In 2005, Democratic Fourth Ward Councilman Tom Bigosinski defeated Republican Eric Lethold by one vote to capture the seat. Bigosinski is defending his seat against Republican Keith Loughlin this year in what is expected to be the most competitive race in Westfield.
Smith said he encourages Westfield politicians to embrace the new system and to encourage the state to move to the system his state has in place.
"Be in favor of greater voter access and more people participating," Smith said. "Democracy works better with more people."
Hamilton, a former reporter for the Oregonian newspaper in Portland, said Smith's experiences have been common across the Beaver State from legislative and local candidates to statewide candidates. He said the split strategy was common during the time the state employed the hybrid system New Jersey is implementing.
Smith, who is the founder of the Oregon Bus Project, a statewide organization geared towards getting more younger voters involved in the political process, said he has not seen the vote-by-mail system having a particular impact on younger voters. He noted that in 2004 his state had one of the highest disparities between younger voter turnout and older voter turnout in the country, while in 2008 the disparity between the groups was among the lowest. Both of those races were vote-by-mail, but Smith attributes the 2008 totals to Barack Obama's candidacy.
A 2006 article in American Prospect, authored by Hamilton during his tenure as a freelance journalist, provides some data on the early days of mail-in voting in Oregon. The state's first total mail-in vote was a January 1993 statewide referendum on repaying urban renewal district bonds, an election which normally brings in low turnout. The referendum's turnout was 39 percent. A December 1995 primary to fill a U.S. Senate vacancy, conducted by mail-in votes, had a 58-percent turnout and the January 1996 special Senate election, saw 66-percent of state voters elect Republican Gordon Smith to the Senate.
Bill Lunch, the chairman of the Political Science Department at Oregon State University, disagrees with some of the turnout projections of mail-in voting that Smith and Hamilton are trumpeting. He said several studies have not shown a large change in turnout in the state. The only exception was a small increase in voting by mothers with young children.
"It was so small that it would not change the statistical analysis," Lunch said.
Lunch instead argued that the best way to increase turnout is to have universal registration, which is the law in France and other European countries. He said the idea of registering to vote prevents people from voting in the U.S.
Lunch said he has concerns with New Jersey having mail-in voting, citing the state's history of—and reputation for—political corruption. He said he could envision scenarios where parties could steal ballots from the post office in order to suppress voter turnout in areas controlled by the other party or bribing voters or trying to intimidate voters while they vote in their homes. He noted that the system would not allow the same levels of privacy as voting at a polling place.

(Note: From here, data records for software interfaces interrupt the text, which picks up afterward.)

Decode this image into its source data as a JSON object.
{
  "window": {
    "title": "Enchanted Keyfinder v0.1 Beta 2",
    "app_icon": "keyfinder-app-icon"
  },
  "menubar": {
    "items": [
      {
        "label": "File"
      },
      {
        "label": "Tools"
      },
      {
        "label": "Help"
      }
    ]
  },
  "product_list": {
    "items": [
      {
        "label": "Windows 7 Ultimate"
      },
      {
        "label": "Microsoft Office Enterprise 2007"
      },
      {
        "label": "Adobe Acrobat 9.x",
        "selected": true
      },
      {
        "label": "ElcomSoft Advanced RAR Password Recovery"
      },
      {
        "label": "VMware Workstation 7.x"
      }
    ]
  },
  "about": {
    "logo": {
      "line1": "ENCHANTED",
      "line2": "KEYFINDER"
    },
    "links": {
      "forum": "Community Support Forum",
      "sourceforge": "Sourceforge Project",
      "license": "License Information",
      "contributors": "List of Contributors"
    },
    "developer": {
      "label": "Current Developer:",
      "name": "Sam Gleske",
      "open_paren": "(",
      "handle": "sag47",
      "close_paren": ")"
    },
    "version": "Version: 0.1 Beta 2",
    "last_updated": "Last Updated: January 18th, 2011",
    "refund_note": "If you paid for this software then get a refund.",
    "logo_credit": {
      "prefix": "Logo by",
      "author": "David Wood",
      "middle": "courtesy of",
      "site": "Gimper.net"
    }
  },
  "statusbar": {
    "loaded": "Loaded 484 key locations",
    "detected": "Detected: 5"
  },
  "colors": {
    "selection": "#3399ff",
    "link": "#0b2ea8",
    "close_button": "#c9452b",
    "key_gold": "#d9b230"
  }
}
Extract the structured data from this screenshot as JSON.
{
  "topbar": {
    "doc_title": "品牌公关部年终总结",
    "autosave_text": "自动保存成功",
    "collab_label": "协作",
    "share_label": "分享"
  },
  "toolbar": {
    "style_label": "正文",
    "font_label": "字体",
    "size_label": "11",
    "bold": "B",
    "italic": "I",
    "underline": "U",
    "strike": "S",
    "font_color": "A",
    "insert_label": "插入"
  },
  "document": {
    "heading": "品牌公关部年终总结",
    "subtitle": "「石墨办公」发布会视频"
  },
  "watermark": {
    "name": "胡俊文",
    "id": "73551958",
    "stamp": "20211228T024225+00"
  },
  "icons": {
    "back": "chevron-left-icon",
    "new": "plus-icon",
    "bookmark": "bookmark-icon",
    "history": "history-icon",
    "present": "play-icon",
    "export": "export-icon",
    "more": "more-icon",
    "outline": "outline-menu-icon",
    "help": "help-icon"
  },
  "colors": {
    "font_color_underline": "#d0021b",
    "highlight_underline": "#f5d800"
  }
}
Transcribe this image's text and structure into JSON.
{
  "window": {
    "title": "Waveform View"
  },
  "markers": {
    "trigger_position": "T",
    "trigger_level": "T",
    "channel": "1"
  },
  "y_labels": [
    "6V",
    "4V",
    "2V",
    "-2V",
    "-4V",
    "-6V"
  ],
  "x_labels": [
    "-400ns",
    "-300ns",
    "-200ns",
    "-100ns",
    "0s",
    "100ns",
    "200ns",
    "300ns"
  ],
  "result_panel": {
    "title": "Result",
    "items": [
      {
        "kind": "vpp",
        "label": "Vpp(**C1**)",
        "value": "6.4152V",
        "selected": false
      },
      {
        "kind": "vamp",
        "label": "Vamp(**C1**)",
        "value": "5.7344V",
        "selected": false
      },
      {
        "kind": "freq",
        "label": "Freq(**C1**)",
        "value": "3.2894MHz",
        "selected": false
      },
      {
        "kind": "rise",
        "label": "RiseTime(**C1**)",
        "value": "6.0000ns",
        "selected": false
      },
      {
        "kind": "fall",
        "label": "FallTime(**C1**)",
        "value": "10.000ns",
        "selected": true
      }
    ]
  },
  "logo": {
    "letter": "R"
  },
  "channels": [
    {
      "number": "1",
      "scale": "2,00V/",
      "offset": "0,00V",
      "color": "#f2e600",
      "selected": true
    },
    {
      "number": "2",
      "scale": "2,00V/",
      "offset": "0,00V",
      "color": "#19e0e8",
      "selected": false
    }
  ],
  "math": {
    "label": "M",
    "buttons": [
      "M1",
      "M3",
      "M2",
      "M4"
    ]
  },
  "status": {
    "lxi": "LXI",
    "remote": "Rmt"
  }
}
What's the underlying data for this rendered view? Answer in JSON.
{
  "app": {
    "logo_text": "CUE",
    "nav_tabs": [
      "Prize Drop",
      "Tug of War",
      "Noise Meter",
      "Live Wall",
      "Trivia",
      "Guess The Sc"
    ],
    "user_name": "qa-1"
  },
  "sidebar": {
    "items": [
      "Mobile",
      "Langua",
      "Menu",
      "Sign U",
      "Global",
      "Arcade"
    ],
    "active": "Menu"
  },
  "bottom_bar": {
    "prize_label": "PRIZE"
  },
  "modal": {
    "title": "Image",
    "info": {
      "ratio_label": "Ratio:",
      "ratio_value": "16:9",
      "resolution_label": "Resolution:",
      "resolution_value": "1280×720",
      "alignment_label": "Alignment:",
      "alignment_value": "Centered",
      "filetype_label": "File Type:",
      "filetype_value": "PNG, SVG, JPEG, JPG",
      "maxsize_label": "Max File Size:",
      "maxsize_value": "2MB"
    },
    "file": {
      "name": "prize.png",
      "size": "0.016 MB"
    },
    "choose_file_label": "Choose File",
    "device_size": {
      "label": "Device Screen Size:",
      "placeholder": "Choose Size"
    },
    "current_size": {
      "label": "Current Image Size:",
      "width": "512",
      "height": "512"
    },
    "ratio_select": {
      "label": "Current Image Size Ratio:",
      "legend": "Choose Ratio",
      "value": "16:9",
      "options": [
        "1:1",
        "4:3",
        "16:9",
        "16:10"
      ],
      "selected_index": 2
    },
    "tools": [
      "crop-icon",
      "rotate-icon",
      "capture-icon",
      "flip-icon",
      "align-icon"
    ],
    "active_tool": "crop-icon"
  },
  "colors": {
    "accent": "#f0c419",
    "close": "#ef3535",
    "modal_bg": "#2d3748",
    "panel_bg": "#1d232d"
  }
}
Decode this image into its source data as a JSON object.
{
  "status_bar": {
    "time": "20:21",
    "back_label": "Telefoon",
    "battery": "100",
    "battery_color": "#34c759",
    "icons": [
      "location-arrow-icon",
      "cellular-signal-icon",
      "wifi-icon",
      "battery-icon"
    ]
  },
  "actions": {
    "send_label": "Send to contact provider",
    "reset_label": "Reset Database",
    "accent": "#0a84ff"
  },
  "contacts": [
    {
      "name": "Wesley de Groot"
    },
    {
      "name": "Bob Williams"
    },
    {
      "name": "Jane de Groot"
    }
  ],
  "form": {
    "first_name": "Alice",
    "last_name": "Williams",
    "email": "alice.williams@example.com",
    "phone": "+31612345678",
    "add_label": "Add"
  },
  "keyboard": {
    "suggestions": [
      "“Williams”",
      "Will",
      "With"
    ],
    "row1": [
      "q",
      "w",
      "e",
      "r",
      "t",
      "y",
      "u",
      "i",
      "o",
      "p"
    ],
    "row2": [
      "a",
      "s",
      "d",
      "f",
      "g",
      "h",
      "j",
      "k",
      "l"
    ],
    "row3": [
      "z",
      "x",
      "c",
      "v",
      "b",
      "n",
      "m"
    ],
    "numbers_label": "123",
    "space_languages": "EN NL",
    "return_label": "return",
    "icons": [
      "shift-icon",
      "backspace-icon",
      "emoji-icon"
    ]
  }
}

He said the fears had been discussed in Oregon in the past, but people were not as concerned because of the state's history of political reform.
"The political culture here is dominated by ideas that would make it unlikely here, unlike in New Jersey, Ohio, Illinois or Maryland," Lunch said.
Hamilton said the state has instituted a number of safety measures, including requiring voters to sign the outside of the mail-in envelope, similar to the old absentee ballot laws in New Jersey. He said election officials have been trained by the State Police to analyze signatures and said questionable signatures are referred back to the voter to confirm their identity.
Hamilton said he encourages New Jersey to continue to look at mail-in voting and also said he expects to see residents in Westfield embrace the chance to vote by mail. He said his state has seen more active discussion of issues and candidates during the process.
"You gain a certain amount of civic participation in a family gathered around the kitchen table late at night with the adults debating and voting," Hamilton said.